Research a Union to Affiliate With
If you are going to organize a union at your museum, you will probably need the support of an existing union. You’ll want to choose a union that will understand the museum environment, so it can best serve your needs.
Don’t be fooled by the names of unions. Museum workers have affiliated their unions with the American Federation of State, County, and Municipal Employees (AFSCME), the United Auto Workers, and the International Union of Operating Engineers, among others.
“We did a lot of research into unions to find the one we would affiliate with,” says Shaw. “We needed to have an established union with legal representation and expertise in contract negotiation and who can advise us through this process. They are the support system that we need in order to get the campaign off the ground and win our election and our first contract.”
The PMA employees decided to affiliate with AFSCME District Council 47. One of the reasons is because AFSCME has experience working with other museum unions and the local District Council represents workers in environments similar to museums.

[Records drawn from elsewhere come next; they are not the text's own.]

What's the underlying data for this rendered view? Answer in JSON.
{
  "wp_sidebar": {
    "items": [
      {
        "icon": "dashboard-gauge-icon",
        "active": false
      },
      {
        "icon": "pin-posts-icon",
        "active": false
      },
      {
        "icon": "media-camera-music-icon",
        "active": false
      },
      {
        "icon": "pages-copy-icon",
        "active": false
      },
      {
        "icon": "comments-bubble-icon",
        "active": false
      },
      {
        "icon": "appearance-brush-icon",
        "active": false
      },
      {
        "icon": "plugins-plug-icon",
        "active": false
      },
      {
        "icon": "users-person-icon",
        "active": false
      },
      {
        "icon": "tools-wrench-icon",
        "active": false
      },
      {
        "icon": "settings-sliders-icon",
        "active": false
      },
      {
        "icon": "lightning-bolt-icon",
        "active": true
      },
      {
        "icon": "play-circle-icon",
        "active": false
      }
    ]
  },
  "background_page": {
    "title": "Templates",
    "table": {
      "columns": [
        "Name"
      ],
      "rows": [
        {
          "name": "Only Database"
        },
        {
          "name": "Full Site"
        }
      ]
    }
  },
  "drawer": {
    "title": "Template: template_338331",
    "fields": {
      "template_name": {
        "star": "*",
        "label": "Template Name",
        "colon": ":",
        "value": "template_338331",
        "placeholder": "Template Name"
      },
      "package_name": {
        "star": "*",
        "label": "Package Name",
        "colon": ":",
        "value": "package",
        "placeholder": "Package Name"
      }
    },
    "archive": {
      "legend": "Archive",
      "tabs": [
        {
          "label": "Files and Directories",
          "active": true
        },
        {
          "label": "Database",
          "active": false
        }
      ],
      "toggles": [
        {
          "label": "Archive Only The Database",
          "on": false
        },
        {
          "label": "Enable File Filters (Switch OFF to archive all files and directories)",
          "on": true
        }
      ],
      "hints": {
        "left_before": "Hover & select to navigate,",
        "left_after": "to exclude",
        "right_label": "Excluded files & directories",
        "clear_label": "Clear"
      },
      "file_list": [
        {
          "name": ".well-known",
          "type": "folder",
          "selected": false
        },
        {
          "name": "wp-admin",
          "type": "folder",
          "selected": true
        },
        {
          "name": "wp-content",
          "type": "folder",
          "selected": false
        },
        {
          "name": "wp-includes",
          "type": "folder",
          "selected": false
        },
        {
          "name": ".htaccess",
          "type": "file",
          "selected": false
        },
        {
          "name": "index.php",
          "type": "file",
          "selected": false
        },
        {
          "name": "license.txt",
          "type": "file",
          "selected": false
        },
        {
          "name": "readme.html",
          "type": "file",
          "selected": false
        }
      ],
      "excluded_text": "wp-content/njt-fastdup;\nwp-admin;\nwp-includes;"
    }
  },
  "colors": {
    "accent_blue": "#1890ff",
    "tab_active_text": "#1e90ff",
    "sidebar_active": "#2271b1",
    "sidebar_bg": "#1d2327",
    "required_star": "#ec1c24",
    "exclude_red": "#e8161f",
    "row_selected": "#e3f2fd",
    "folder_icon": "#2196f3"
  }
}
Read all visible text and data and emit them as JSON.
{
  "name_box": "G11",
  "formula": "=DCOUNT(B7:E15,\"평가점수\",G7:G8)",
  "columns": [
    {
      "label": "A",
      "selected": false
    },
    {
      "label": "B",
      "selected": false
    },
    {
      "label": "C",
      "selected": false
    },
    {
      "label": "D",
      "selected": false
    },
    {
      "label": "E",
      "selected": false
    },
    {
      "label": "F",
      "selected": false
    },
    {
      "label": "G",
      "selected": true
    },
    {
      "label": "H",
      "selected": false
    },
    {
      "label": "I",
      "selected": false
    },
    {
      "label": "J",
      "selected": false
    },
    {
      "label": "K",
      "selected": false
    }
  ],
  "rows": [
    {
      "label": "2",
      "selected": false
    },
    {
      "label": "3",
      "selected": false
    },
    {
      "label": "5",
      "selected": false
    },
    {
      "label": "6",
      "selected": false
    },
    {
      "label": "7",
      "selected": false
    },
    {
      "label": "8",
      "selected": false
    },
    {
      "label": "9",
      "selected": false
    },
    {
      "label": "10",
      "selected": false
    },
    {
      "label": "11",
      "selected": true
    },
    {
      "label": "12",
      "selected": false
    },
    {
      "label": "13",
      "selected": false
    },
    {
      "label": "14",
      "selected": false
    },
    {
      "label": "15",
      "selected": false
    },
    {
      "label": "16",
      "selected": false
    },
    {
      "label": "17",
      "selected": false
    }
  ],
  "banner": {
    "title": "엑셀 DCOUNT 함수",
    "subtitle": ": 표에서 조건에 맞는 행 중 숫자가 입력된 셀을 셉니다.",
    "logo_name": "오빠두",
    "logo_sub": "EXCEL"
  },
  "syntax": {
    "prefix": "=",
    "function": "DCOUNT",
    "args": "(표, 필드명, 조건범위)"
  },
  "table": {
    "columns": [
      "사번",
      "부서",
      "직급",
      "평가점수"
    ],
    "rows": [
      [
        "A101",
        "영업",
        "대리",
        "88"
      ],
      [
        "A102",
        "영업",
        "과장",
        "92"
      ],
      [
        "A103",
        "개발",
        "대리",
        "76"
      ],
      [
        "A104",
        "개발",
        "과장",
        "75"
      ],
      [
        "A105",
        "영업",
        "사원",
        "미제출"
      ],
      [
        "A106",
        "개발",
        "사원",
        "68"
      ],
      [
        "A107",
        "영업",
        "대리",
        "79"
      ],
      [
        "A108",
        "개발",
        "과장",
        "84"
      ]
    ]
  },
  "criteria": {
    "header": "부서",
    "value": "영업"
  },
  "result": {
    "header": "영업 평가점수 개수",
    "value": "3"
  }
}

“They represent workers in non-profits in Philadelphia, at the Philadelphia Zoo, and at the Free Library,” says Shaw. “They represent folks working in universities. The academic system has a lot in common with workers in museums. They represent people who work for the City of Philadelphia and those connections to City Hall were important. We felt like they had the most relevant experience and represented the broadest cross-section of Philadelphia workers, which is really what the museum is.”
On its Cultural Workers United website, AFSCME says that it represents more cultural workers than any other union in the United States.
Sign Authorization Cards
At least 30 percent of employees who would form the union need to sign authorization cards that say they support the unionization effort and the affiliation with the selected union.
The goal here is to have much more support than 30 percent. That is what happened at the PMA, where a supermajority of eligible employees signed the authorization cards.
Voluntary Recognition or Election
The signed cards are used to petition a state or federal Labor Relations Board for recognition of the union.
Having a supermajority of employees sign cards is important because it sends a strong message to leadership that employees support the union. A goal is that the museum voluntarily recognizes the union. That’s what happened during a unionization effort at the Los Angeles Museum of Contemporary Art. Otherwise, museum leadership can request a vote of eligible employees.
The Labor Relations Board figures out who eligible employees are. “Eligible workers are typically folks who are not in a supervisory position and who do not make independent decisions about hiring and firing,” says Shaw.
Negotiate a Union Contract
If the union is voluntarily recognized or recognized through an election, the next step is the ultimate goal: negotiating a union contract. This is the document that will govern the relationship between the museum and the union, and allow employees to have a say in pay, benefits, and working conditions.
Where the PMA Union is in the Process
Museum leadership did not voluntarily recognize the union and a vote is currently being held through the end of July . The votes will be counted in early August. The vote is expected to succeed. If it does, the employees of the PMA will have created a more democratic workplace.
* * *
About the Author
ERIC MORSE: Founder of the Museums + Democracy Project, and a museum professional in central Iowa in the United States. Eric has a Master of Arts in Museum Studies from the Johns Hopkins University. He has experience working in museums, non-profits, and communications. Eric is the founder of the Central Iowa Community Museum. This new museum has a mission to create more democracy through exhibitions that celebrate the people of central Iowa and the issues they must face together. Eric is writing a book on the subject of Museums + Democracy.